Melbourne-based singer-songwriter, Josh Cashman, joins Sultana in ‘Dream my Life Away,’ in which the two musicians’ velvety vocals complement each other perfectly. The layered vocals and strings decorate the track with a hazy, dreamlike quality. In true Tash Sultana fashion, the spotlight falls on the instruments toward the end of the song and serves as a fitting transition into the soft piano of ‘Terra Firma’’s seventh song, ‘Maybe You’ve Changed.’
“Maybe there’s a changed me, might even rearrange me / And maybe therе’s a changed me beyond rеpair”, Sultana’s voice drips with honey in this soulful piece. It’s a song about introspection and Sultana’s raw emotion certainly delivers the message.
‘Coma’ holds the entire universe in its chill-inducing five-and-a-half minutes. A song revived from Sultana’s teenage years, the artist paints ‘Coma’ with masterful brushstrokes that feel as uplifting as it is haunting. The vocals and instrumentals in the first four minutes resemble a blissful rest that picks up in the last minute of the song. An electrifying riff pulls you out of the dark and shakes you awake, inviting you to the afterlife. For listeners who favour Sultana’s Flow State era, ‘Coma’ may be a contender for their new favourite track.
The record slips back into Sultana’s mellow sound with ‘Blame it on Society’ and ‘Sweet and Dandy,’ two tracks that reflect on society’s relationship with public image, technology, and social media. While the lyrics in ‘Blame it on Society’ allude to Sultana’s frustration, ‘Sweet and Dandy’ offers a glimpse into the freedom they hope to have.
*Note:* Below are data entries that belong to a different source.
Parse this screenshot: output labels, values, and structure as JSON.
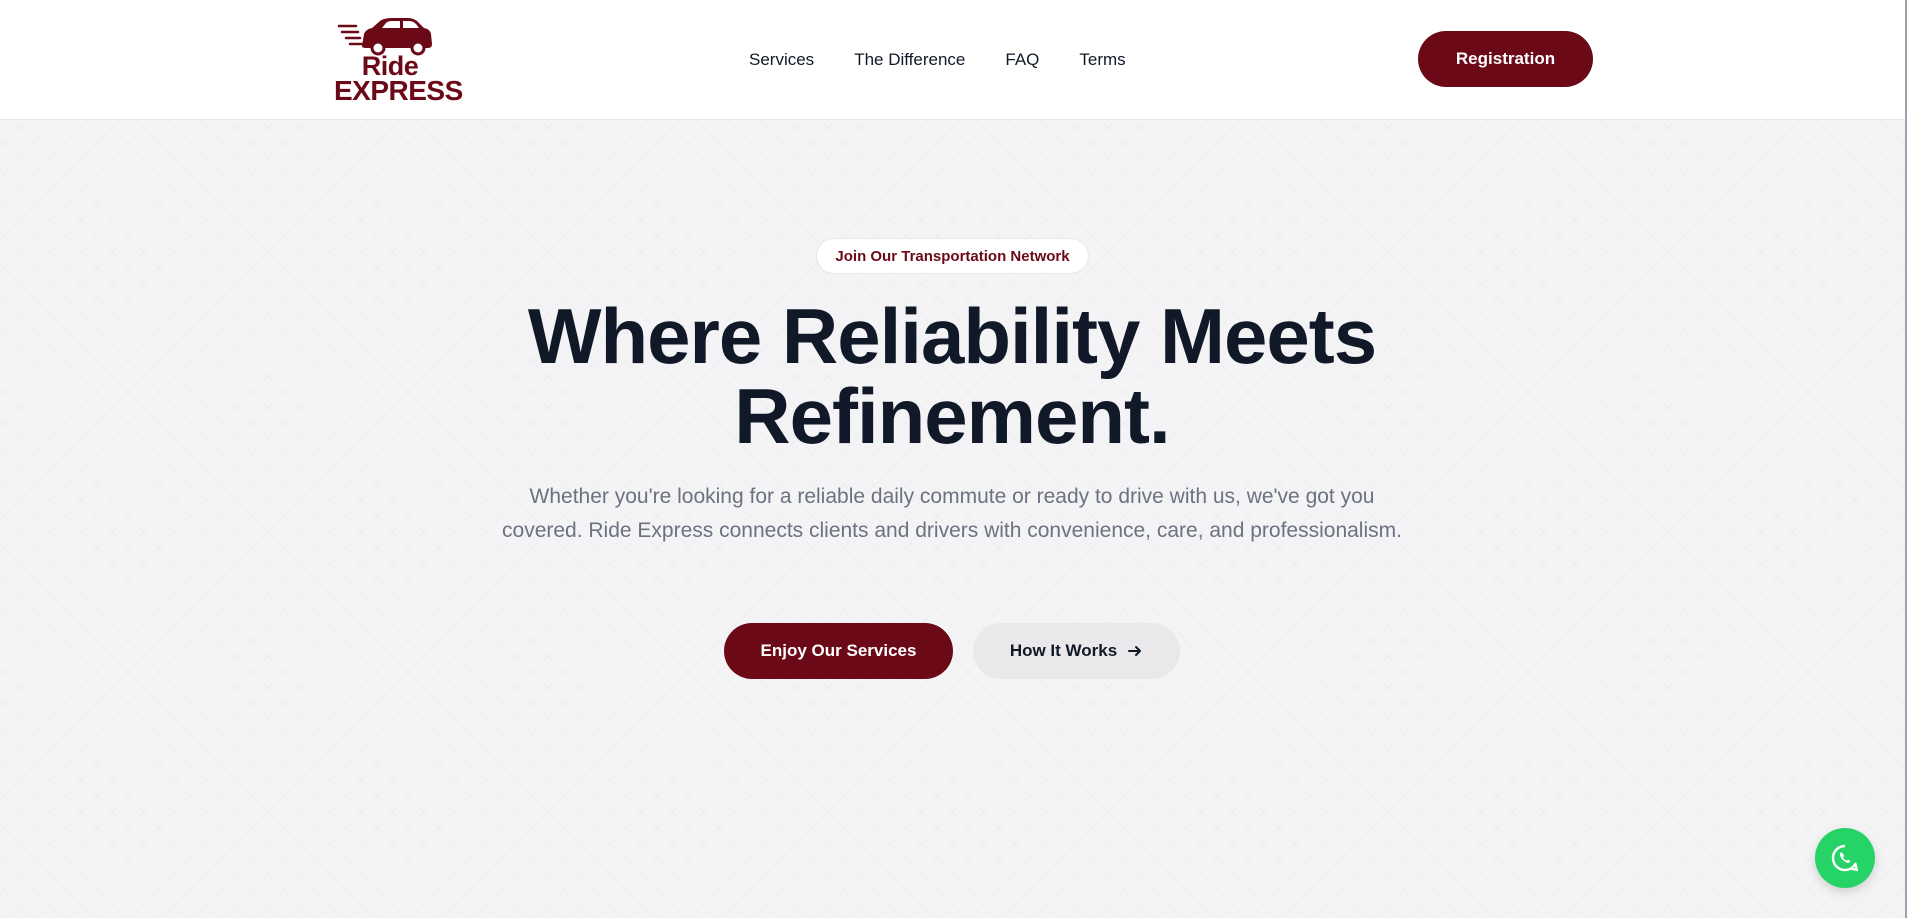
{
  "brand": {
    "logo_line_1": "Ride",
    "logo_line_2": "EXPRESS",
    "color": "#6b0a16"
  },
  "nav": {
    "items": [
      {
        "label": "Services"
      },
      {
        "label": "The Difference"
      },
      {
        "label": "FAQ"
      },
      {
        "label": "Terms"
      }
    ],
    "cta_label": "Registration"
  },
  "hero": {
    "badge": "Join Our Transportation Network",
    "title_line_1": "Where Reliability Meets",
    "title_line_2": "Refinement.",
    "subtitle": "Whether you're looking for a reliable daily commute or ready to drive with us, we've got you covered. Ride Express connects clients and drivers with convenience, care, and professionalism.",
    "primary_button": "Enjoy Our Services",
    "secondary_button": "How It Works",
    "secondary_icon": "arrow-right-icon"
  },
  "floating": {
    "icon": "whatsapp-icon",
    "color": "#25d366"
  }
}
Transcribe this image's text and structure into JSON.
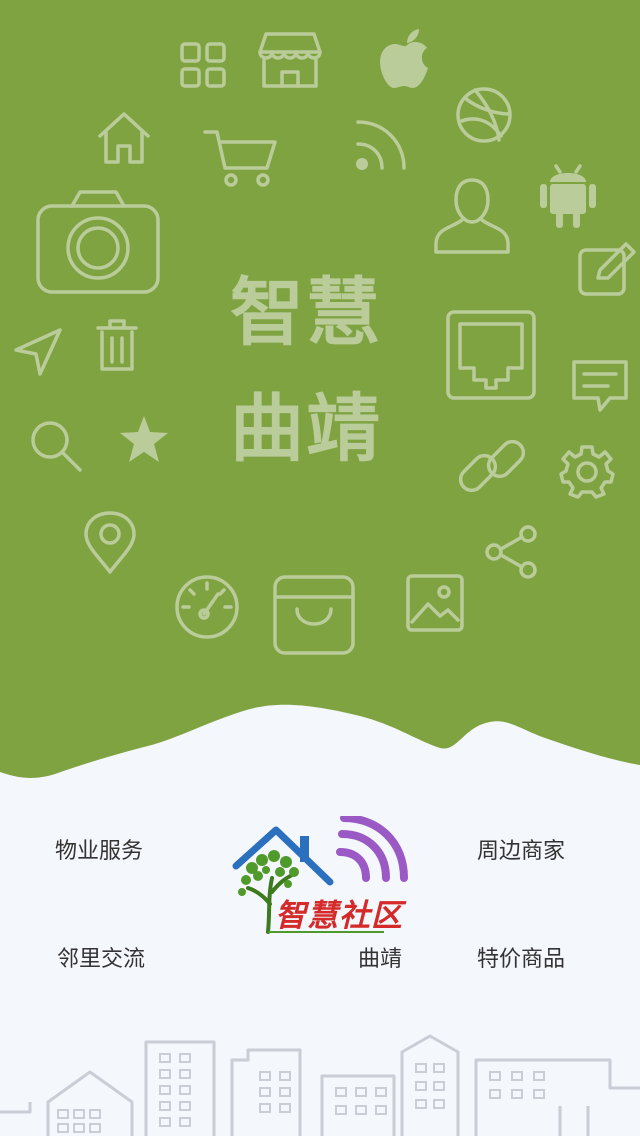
{
  "colors": {
    "hero_green": "#80a342",
    "icon_tint": "#b9cc9a",
    "background": "#f4f7fb",
    "logo_red": "#d42a2a",
    "logo_blue": "#2b6fbf",
    "logo_purple": "#9b59c6",
    "logo_tree_green": "#4f9a2a"
  },
  "hero": {
    "title_line1": "智慧",
    "title_line2": "曲靖",
    "icons": [
      "grid-icon",
      "store-icon",
      "apple-icon",
      "home-icon",
      "cart-icon",
      "rss-icon",
      "dribbble-icon",
      "camera-icon",
      "user-icon",
      "android-icon",
      "edit-icon",
      "send-icon",
      "trash-icon",
      "ethernet-icon",
      "message-icon",
      "search-icon",
      "star-icon",
      "link-icon",
      "gear-icon",
      "location-icon",
      "share-icon",
      "gauge-icon",
      "bag-icon",
      "image-icon"
    ]
  },
  "menu": {
    "property_service": "物业服务",
    "nearby_merchants": "周边商家",
    "neighbor_exchange": "邻里交流",
    "special_goods": "特价商品"
  },
  "logo": {
    "brand_text": "智慧社区",
    "city_label": "曲靖"
  }
}
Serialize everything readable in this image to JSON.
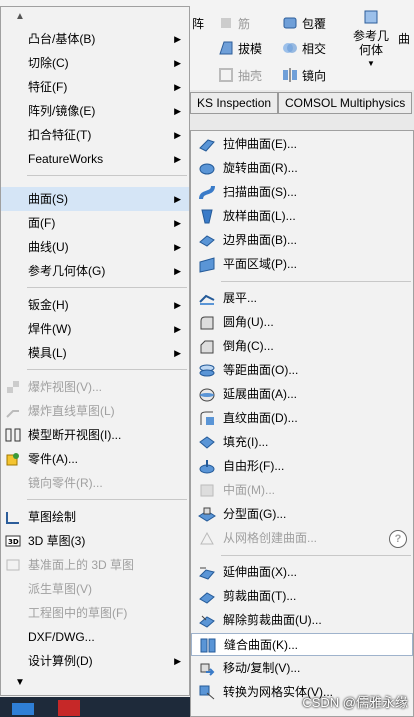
{
  "toolbar": {
    "array_label": "阵",
    "rib_label": "筋",
    "wrap_label": "包覆",
    "draft_label": "拔模",
    "intersect_label": "相交",
    "shell_label": "抽壳",
    "mirror_label": "镜向",
    "ref_geom_label": "参考几何体",
    "curves_label": "曲"
  },
  "tabs": [
    "KS Inspection",
    "COMSOL Multiphysics"
  ],
  "left_menu": {
    "scroll_up_icon": "triangle-up",
    "items": [
      {
        "label": "凸台/基体(B)",
        "arrow": "▶"
      },
      {
        "label": "切除(C)",
        "arrow": "▶"
      },
      {
        "label": "特征(F)",
        "arrow": "▶"
      },
      {
        "label": "阵列/镜像(E)",
        "arrow": "▶"
      },
      {
        "label": "扣合特征(T)",
        "arrow": "▶"
      },
      {
        "label": "FeatureWorks",
        "arrow": "▶"
      },
      {
        "label": "曲面(S)",
        "arrow": "▶"
      },
      {
        "label": "面(F)",
        "arrow": "▶"
      },
      {
        "label": "曲线(U)",
        "arrow": "▶"
      },
      {
        "label": "参考几何体(G)",
        "arrow": "▶"
      },
      {
        "label": "钣金(H)",
        "arrow": "▶"
      },
      {
        "label": "焊件(W)",
        "arrow": "▶"
      },
      {
        "label": "模具(L)",
        "arrow": "▶"
      },
      {
        "label": "爆炸视图(V)..."
      },
      {
        "label": "爆炸直线草图(L)"
      },
      {
        "label": "模型断开视图(I)..."
      },
      {
        "label": "零件(A)..."
      },
      {
        "label": "镜向零件(R)..."
      },
      {
        "label": "草图绘制"
      },
      {
        "label": "3D 草图(3)"
      },
      {
        "label": "基准面上的 3D 草图"
      },
      {
        "label": "派生草图(V)"
      },
      {
        "label": "工程图中的草图(F)"
      },
      {
        "label": "DXF/DWG..."
      },
      {
        "label": "设计算例(D)",
        "arrow": "▶"
      }
    ],
    "scroll_down_icon": "triangle-down"
  },
  "right_menu": {
    "items": [
      {
        "label": "拉伸曲面(E)..."
      },
      {
        "label": "旋转曲面(R)..."
      },
      {
        "label": "扫描曲面(S)..."
      },
      {
        "label": "放样曲面(L)..."
      },
      {
        "label": "边界曲面(B)..."
      },
      {
        "label": "平面区域(P)..."
      },
      {
        "label": "展平..."
      },
      {
        "label": "圆角(U)..."
      },
      {
        "label": "倒角(C)..."
      },
      {
        "label": "等距曲面(O)..."
      },
      {
        "label": "延展曲面(A)..."
      },
      {
        "label": "直纹曲面(D)..."
      },
      {
        "label": "填充(I)..."
      },
      {
        "label": "自由形(F)..."
      },
      {
        "label": "中面(M)..."
      },
      {
        "label": "分型面(G)..."
      },
      {
        "label": "从网格创建曲面..."
      },
      {
        "label": "延伸曲面(X)..."
      },
      {
        "label": "剪裁曲面(T)..."
      },
      {
        "label": "解除剪裁曲面(U)..."
      },
      {
        "label": "缝合曲面(K)..."
      },
      {
        "label": "移动/复制(V)..."
      },
      {
        "label": "转换为网格实体(V)..."
      }
    ],
    "help_glyph": "?"
  },
  "watermark": "CSDN @儒雅永缘",
  "colors": {
    "menu_bg": "#f2f2f2",
    "highlight": "#d5e5f6",
    "disabled": "#a0a0a0",
    "icon_blue": "#3a7bc8"
  }
}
Australian songwriter, Jerome Farah, makes an appearance on ‘Willow Tree’. The colourful arrangement of sounds features a horn introduction before dreamily blending together Sultana’s smooth vocals with Farah’s rich ones.
‘Vanilla Honey’ and ‘Let the Light In’ both maintain ‘Terra Firma’’s dreamlike quality, each in their own ways. ‘Vanilla Honey’ is a mellow tune that features a landscape of sound where Sultana’s signature layered vocals blend seamlessly with their instrumentals. ‘Let the Light In,’ on the other hand, feels a little hazier with Sultana’s haunting voice singing, “If looks could kill, I’d be dead / Take up the right side of the bed / And your hair is longer than when we met / So how could I forget?”. This track is warm and slow, a perfect transition into the ending of this tale.
Lastly, the sophomore album concludes with ‘I am Free’. This song begins with a twinkling, mystical intro that is reminiscent of ‘Musk’. but while the first song invited us to another world, ‘I am Free’ has once again shown us the gate. Only this time, it’s for our departure. It’s an ethereal ending that closes a circle of subject matters – afterlife, greed, love beyond social norms – as Sultana declares their own freedom from society’s shallow constraints.
‘Terra Firma’ is not an album that should be passively listened to. Every note, every loop, and every layer are individual atoms that comprise entire universes of sound within each track. The way Sultana lays out their soul and passion is contagious. Every song embraces you in a warmth, encouraging you to shed any heaviness you held within beforehand. This is an album meant to elicit introspection about our own openness, our love from internal and external sources, our questions about what we hold close to us. With the state of our world, ‘Terra Firma’ offers a ray of light and the dose of medicine we all truly need.
Written by: Bernice Santos